Recently, deletion of p38 MAP kinase (MAPK) in CD11c+ cells was shown to cause reduced IL-6 production and CD86 expression with impairment of Th17 differentiation (15). We wondered whether absence of PPARγ in CD11c+ cells converted the DCs to a Th17-promoting phenotype with increased p38 MAPK activity (as measured by immune complex kinase assay) and CD86 expression, which was found to be the case (Figs. 3A, 3B and Supplemental Fig. 2F).
While previous studies have associated PPARγ function in T cells with Treg promotion (16) and Th17 suppression (17) in the context of synthetic PPARγ agonists, our study has identified an important role of CD11c+ cell-specific PPARγ in response to low dose inhaled antigen only, which mimics natural exposure to environmental antigens. Since no synthetic agonist of PPARγ was used and yet PPARγ function was required for immune suppression in our study, it is likely that antigen inhalation causes PPARγ activation by endogenous ligands, many of which have been previously described (3). Pollen-associated lipid mediators such as E1-phytoprostanes (PPE1) were previously shown to activate PPARγ and inhibit LPS-induced IL-12 production in human DCs by transrepression of NF-κB (18).
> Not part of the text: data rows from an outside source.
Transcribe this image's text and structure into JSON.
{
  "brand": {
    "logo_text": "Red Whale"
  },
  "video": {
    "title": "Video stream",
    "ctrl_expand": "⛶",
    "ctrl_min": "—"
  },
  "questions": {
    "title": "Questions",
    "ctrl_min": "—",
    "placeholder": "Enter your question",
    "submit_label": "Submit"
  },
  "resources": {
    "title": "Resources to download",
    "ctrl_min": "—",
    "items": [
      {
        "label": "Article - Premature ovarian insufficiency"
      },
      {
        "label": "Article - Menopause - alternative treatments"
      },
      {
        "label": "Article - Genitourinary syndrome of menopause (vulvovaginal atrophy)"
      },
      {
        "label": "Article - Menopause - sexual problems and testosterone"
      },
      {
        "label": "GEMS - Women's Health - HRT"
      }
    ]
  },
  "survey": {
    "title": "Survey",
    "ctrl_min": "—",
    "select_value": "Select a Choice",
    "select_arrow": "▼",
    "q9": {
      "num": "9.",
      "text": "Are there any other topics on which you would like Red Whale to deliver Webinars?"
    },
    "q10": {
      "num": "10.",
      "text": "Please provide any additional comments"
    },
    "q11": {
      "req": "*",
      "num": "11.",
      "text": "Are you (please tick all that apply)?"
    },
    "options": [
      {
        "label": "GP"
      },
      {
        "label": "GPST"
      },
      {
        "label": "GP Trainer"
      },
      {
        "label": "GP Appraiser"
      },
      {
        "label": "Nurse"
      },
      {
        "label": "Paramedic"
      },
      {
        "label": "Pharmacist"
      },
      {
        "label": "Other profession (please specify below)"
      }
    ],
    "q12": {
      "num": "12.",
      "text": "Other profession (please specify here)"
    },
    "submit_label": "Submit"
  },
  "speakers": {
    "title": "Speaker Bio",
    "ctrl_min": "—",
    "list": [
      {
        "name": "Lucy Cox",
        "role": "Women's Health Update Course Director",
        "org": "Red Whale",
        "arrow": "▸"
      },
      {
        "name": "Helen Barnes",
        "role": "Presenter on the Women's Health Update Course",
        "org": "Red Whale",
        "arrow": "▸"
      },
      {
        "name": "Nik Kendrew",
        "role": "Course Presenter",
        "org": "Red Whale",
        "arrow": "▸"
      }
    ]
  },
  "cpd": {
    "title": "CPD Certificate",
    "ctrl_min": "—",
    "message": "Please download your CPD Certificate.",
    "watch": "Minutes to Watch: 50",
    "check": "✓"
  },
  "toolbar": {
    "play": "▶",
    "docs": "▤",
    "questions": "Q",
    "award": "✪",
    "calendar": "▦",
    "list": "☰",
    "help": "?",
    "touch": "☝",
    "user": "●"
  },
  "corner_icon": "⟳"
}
We show that PPARγ is critical for the expression of the enzyme aldh1a2 in lung DCs, which catalyzes retinoic acid production and together with TGF-β promotes Foxp3 expression in naïve CD4+ T cells (7, 19-24). Among the 3 broad CD11c+ cell subsets, CD103+, CD103− and alveolar macrophages, it is the CD103+ subset that was found to possess the selective ability to express aldh1a2 in a PPARγ-dependent fashion during tolerance However, just the generation of induced/peripheral Tregs does not always guarantee establishment of antigen-induced tolerance. As our study (13) and those of others (25-27) have shown, Tregs are phenotypically unstable and dysfunctional under inflammatory conditions and thus for the stabilization of newly minted Tregs (28), induction of pro-inflammatory cytokines in all other CD11c+ cells that can process antigens needs to be suppressed, which we show is also ensured by PPARγ. We also detected increased p38 MAPK activity in PPARγ deficient CD11c+ cells, concomitant with the development of a Th17 immune response in the CD11c-Cre-PPARγfl/fl mice. This was consistent with the dependence of Th17 immune response on p38 MAPK activity in DCs, as recently reported (15). Thus, we demonstrate a CD11c+ cell-intrinsic function of PPARγ whose collective goal in response to inhaled antigen is to not only promote de novo Foxp3 expression in T cells via aldh1a2 expression in CD103+ DCs but to also actively dampen expression of pro-inflammatory cytokines in all CD11c+ cells to preserve Treg function.
This work was supported by US National Institutes of Health grants AI 048927 (to A.R.), AI 100012 (to P.R.), HL 113956 (to A.R. and P.R.) and HL HL114453 (to P.R.).
The authors declare no competing financial interests.